Dr. Rebecca Lewison is the lead author of a paper released today in BioScience that promotes an adaptive approach, using real-time data, to managing ocean ecosystems and the resources within our oceans. Lewison and her coauthors suggest that by incorporating flexibility into the management framework and putting science to work, these complex systems can be better managed, striking a balance between ocean resource use and conservation. Read more in the SDSU NewsCenter press release or BioScience.
“The era of outreach being optional for scientists is now over,” blogs Jai Ranganathan on the Scientific American website as funding agencies like NSF require outreach in competitive grant proposals. One of the best ways for scientists to reach out to the community is by connecting with local K-12 schools, giving researchers an opportunity to share their passion for science with an impressionable audience of students, engaging a new generation in scientific literacy and critical thinking.
A new study led by former Lewison Lab masters student Dr. Lisa Komoroske and her colleagues from UC Davis participated in an NSF-funded education program CAMEOS at the Bodega Marine Lab and share their insights on how scientists can involve themselves with teaching opportunities and how to maximize their efforts in the classroom.
The article explores the obstacles that impede scientists’ involvement in K-12 education: finding time to step away from research, lack of experience in collaborating with grade school educators, and an undervaluation of outreach in academic culture. The NSF has been promoting a cultural shift by requiring broader impacts in grant funding and offering training and incentives to potential teachers. Scientists can also use their experience in the classroom to write publishable papers about education. Despite the challenges, scientist participation in K-12 education can make a research career more fulfilling while promoting critical thinking in the next generation of scientists.
This figure taken from Komoroske et al. 2015 shows that the type of IBL projects that can be successfully undertaken in the classroom depend on the availability of the scientist and the skill level of the students. If the scientist has limited time and/or the students are at an introductory level, Guided Inquiry is best. If the scientist has more time to commit and the students are advanced, an Open Inquiry approach is feasible.
Alexander Gaos, a PhD Candidate in the Lewison Lab, recently helped spearhead research into a previously undiscovered hawksbill sea turtle hotspot in the Choco region of Colombia. During the short expedition, the research team, which in addition to San Diego State, included such organizations the World Wildlife Fund, the Eastern Pacific Hawksbill Initiative, CIMAD and Colombian National Parks, located 11 hawksbills inhabiting a pristine coral reef in the waters of Utria National Park. Gaos' current Doctoral research seeks to understand connectivity between this and other hawksbill populations in neighboring countries using genetic tools. Read more about the recent expedition to Colombia HERE. Learn more about the events leading up to this discovery and Alexander's work as highlighted in San Diego's Newspaper UT San Diego or by visiting our Research page.

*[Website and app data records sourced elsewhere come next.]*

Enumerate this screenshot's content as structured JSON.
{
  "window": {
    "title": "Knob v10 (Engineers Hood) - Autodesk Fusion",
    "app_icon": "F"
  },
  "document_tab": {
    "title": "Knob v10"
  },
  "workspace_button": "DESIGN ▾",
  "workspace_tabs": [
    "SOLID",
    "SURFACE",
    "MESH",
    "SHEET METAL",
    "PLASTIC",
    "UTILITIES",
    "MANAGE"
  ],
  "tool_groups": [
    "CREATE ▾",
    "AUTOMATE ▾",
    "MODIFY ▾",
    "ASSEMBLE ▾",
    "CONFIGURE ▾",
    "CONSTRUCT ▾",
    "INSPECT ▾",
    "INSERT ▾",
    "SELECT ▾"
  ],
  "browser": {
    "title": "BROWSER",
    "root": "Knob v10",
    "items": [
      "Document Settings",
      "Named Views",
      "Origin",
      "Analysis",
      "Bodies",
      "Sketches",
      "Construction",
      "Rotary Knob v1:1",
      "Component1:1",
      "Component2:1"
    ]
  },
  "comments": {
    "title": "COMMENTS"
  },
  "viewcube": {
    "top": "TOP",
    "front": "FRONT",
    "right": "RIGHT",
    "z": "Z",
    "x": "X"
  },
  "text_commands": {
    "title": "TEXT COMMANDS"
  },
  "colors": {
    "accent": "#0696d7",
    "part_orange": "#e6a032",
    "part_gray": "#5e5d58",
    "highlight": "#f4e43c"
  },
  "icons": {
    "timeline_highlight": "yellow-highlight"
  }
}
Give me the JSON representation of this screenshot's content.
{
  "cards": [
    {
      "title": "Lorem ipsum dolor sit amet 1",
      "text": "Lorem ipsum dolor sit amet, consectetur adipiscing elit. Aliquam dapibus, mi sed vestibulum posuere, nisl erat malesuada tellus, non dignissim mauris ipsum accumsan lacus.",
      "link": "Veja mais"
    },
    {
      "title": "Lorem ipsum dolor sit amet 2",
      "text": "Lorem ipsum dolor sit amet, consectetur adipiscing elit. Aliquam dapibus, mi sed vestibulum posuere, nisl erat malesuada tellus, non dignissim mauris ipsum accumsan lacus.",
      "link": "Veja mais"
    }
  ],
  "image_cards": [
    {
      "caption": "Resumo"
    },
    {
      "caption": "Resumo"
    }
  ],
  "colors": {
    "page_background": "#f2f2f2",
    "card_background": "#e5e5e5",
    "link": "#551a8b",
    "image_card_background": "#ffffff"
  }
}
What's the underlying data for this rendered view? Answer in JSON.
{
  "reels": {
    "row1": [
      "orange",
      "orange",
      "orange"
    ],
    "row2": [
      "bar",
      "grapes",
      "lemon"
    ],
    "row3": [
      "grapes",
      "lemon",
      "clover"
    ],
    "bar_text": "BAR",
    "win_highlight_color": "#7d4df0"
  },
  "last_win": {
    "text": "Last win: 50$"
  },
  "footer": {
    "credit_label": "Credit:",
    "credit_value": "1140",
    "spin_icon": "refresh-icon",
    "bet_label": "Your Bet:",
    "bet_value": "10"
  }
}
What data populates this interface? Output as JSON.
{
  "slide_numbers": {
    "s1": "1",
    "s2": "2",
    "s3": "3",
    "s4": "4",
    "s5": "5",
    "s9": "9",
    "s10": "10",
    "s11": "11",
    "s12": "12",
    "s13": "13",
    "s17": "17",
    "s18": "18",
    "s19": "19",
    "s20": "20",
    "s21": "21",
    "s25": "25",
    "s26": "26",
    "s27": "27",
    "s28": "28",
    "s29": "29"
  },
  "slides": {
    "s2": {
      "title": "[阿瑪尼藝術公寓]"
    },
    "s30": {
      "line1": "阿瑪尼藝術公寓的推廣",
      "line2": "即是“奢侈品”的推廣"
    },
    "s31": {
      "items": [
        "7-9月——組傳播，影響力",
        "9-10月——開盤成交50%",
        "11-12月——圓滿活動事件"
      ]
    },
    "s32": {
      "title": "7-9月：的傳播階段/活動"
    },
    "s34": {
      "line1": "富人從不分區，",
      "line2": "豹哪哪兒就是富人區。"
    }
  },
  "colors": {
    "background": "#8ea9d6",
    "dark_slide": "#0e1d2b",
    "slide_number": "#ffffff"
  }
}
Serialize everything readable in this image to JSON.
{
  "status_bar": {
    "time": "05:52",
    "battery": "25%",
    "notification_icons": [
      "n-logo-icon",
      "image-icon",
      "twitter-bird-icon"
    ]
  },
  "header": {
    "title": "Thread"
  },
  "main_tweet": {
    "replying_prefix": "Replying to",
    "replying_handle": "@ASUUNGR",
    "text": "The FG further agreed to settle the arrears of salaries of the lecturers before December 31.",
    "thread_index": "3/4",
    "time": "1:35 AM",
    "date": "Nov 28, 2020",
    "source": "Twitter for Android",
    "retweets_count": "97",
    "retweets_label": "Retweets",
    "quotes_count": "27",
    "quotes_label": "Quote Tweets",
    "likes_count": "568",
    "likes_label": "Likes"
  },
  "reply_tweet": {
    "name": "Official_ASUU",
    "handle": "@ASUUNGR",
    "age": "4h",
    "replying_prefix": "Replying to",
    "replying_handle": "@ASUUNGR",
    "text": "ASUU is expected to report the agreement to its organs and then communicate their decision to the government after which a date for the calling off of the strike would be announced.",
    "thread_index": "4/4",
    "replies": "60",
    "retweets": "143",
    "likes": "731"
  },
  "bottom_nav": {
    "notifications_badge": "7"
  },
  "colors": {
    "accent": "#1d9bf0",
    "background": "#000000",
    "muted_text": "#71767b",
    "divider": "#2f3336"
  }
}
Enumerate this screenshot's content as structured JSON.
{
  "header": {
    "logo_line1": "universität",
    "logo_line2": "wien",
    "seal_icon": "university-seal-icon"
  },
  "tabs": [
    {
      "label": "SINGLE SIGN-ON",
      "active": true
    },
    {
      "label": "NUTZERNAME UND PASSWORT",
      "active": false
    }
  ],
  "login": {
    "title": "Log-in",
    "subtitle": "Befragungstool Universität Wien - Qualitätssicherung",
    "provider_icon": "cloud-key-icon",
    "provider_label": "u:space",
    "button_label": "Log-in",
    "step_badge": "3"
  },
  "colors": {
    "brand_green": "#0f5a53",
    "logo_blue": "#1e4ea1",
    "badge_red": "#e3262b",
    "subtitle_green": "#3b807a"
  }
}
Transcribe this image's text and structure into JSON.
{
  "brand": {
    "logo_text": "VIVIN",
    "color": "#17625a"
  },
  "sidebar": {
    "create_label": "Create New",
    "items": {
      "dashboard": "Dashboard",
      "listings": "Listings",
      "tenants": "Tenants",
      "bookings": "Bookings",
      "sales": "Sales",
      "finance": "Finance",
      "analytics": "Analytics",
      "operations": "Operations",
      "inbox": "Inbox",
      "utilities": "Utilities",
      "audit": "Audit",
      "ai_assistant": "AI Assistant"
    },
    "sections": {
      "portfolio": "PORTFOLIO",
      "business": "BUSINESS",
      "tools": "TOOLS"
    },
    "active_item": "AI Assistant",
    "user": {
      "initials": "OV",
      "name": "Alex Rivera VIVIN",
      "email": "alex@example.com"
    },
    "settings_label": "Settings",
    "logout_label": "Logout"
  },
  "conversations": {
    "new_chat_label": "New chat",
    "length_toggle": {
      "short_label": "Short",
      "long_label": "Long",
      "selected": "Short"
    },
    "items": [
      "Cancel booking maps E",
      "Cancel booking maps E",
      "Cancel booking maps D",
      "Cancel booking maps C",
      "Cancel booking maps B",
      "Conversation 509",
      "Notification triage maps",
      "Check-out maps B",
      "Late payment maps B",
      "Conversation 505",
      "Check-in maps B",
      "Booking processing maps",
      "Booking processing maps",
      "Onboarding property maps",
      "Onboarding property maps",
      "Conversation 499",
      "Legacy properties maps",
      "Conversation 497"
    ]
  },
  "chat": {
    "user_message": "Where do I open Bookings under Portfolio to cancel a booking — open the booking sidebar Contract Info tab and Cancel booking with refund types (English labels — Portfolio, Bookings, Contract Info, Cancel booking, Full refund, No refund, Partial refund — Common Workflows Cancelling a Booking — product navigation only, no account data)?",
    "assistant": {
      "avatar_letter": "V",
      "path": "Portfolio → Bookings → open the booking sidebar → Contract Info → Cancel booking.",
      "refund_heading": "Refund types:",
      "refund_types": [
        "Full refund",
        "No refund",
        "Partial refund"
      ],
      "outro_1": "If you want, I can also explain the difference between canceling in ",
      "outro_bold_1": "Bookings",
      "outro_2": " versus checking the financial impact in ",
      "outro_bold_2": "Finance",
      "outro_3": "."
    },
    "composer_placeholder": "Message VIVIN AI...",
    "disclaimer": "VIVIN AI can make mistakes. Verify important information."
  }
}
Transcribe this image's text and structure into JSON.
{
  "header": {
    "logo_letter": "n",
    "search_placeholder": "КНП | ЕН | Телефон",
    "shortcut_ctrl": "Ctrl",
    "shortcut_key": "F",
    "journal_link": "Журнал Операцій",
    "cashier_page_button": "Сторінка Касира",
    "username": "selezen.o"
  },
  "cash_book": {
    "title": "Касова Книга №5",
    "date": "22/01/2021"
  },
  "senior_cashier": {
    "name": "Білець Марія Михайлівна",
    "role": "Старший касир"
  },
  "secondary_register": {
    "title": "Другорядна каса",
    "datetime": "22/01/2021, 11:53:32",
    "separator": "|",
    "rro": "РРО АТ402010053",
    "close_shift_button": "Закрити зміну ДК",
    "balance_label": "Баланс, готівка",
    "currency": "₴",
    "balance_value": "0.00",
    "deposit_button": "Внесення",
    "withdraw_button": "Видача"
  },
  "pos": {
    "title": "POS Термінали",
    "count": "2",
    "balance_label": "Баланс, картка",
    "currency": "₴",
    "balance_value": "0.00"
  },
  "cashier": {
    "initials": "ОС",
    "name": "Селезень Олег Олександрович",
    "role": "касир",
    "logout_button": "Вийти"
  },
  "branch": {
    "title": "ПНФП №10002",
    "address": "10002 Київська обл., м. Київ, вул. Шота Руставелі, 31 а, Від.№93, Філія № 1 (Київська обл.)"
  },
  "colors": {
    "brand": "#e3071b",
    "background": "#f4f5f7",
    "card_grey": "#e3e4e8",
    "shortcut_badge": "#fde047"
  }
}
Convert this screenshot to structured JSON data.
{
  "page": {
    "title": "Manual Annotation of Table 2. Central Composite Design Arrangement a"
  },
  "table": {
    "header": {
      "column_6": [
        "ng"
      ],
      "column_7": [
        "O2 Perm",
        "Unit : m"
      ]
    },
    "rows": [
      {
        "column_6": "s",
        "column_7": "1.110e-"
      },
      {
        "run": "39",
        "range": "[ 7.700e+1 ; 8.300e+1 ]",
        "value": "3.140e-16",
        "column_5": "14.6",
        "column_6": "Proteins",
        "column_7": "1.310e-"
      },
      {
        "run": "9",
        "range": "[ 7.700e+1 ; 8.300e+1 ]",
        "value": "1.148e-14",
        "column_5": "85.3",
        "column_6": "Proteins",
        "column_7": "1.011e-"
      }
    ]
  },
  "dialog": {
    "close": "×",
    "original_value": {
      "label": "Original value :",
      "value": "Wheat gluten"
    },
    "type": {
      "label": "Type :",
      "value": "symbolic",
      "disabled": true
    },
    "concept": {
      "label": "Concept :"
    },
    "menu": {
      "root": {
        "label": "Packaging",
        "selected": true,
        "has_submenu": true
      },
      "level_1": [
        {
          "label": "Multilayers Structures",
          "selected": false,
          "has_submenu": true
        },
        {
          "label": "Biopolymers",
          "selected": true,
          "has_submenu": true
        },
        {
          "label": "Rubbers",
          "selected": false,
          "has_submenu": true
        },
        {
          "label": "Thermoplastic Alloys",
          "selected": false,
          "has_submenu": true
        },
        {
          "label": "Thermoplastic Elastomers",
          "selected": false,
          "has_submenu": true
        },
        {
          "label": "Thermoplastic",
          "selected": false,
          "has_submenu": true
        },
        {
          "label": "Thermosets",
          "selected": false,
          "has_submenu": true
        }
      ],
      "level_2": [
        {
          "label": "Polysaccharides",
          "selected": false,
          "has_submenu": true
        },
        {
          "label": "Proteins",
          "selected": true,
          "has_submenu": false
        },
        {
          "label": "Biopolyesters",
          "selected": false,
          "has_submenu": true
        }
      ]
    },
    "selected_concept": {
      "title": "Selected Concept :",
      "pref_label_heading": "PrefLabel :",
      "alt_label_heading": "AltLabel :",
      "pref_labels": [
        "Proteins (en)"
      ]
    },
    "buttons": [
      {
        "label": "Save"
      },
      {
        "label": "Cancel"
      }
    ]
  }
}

Lewison Lab post-doctoral researcher, Megan Jennings, has been working to evaluate wildlife movement across State Route 67, a rural highway in San Diego County that has proven to be dangerous to people and wildlife. The California Department of Transportation, CalTrans, has been working to make the highway safer, and we're helping them study how to do that for wildlife. Check out this video to see Megan discuss our CalTrans-funded research to assess wildlife movement across the highway and identify safe and appropriate road crossings.
The IUCN is the World Conservation Union, the first global environmental organization and a leading authority on the environment and sustainable development. The IUCN works to influence, encourage and assist societies throughout the world to conserve the integrity and diversity of nature and to ensure that any use of natural resources is equitable and ecologically sustainable. Want to learn more? https://www.youtube.com/watch?v=w7GQZsGmW5Y
The Lewison Lab is part of the IUCN Specialist Survival Commission. To learn more about our IUCN work, go to http://www.iucn.org/about/work/programmes/species/who_we_are/ssc_specialist_groups_and_red_list_authorities_directory/mammals/
More than 20 years ago, an accidental ecological experiment began when the infamous drug lord, Pablo Escobar, died and his private collection of exotic wildlife wandered off his compound in Antioquia, Colombia. The hippos that were part of that collection have now reproduced and their population has grown and appears to be thriving in the water-rich Colombian rainforest. Listen in to an interview with WBEZ's Worldview where Dr. Rebecca Lewison shares her knowledge of hippos and discusses what to make of the hippos of Colombia.
Research in the lab has long been focused on understanding landscape and seascape connectivity - how animals move, or don't move, across the landscape. From desert tortoises and bobcats, to sea turtles and sharks, a number of projects are working to improve tools and approaches to understand how animal movement patterns over time are shaping the populations we observe.
To find out more about one project, go to http://newscenter.sdsu.edu/sdsu_newscenter/news.aspx?s=75148
The Lewison Lab